Name three things you don't want to be without in life as a parent of young children?

Baby carrier in organic cotton, coconut oil, and yoga. All three are indispensable!

What does sustainability mean to you?

To appreciate what you have and take care of it. Buy clothes and things second-hand whenever possible. Take responsibility for the things you buy new as much as you can, by only shopping where the products are made in a good way without harmful chemicals and poor working conditions.

Do you have any special places you long to show your children?

I want to show my children the world. Other cultures and how magnificent and beautiful nature is, and that we must take good care of it. If you understand how big the world is and get to see how other people live, you gain humility towards life and a broader perspective on existence.

What do you hope to pass on to your children?

I have two girls, and I want nothing more than for them to understand their self-worth and never doubt it. I hope to give them inner strength, the courage to do what they want, the courage to say no, and a determination not to give up.

How do you wish the world to look like for your children to grow up in?

Such a tough question... Right now, it looks like the children will grow up in a catastrophic world with the environmental threat, nuclear weapons, and the rising wave of right-wing extremism, terrorism, and populism. But I hope and believe that humanity will take responsibility in time. I want the children to grow up and be able to enjoy a healthy nature and that there is compassion and community that extends across countries and borders. Dream world.

What is at the top of your wish list?

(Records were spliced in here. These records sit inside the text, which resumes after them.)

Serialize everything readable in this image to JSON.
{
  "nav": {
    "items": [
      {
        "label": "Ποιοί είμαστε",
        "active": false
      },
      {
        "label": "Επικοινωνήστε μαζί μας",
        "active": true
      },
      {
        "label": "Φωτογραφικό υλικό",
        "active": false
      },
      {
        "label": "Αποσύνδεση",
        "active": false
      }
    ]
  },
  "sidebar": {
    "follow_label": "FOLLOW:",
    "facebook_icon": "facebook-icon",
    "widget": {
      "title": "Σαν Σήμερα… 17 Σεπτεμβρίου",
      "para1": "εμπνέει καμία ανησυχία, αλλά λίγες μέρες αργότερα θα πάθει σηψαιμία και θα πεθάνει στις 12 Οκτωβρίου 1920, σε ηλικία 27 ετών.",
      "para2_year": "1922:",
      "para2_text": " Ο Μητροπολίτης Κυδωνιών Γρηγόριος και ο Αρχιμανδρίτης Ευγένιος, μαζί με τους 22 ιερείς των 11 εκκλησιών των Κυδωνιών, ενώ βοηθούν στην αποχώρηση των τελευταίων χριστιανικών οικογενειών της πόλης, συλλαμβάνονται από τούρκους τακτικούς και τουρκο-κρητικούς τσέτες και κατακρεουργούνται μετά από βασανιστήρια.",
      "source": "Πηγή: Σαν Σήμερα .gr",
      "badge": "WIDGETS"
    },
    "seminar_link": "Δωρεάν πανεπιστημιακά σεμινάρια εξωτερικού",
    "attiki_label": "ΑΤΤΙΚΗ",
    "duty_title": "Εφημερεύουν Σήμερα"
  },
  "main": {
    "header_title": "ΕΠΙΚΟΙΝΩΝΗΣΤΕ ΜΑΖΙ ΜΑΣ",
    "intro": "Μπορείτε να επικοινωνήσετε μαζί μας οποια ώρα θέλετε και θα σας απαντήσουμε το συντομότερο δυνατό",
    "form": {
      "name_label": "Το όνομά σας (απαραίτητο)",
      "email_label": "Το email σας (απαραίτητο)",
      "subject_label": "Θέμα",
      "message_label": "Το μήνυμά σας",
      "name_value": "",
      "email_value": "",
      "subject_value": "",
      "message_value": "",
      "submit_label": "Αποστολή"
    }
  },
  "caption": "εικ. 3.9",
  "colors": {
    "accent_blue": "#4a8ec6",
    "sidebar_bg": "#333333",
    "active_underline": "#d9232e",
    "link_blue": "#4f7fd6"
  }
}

More time to paint, perhaps? But at the same time, I also long enormously to have a long summer vacation with the whole family. Always the combination that rocks. The balance.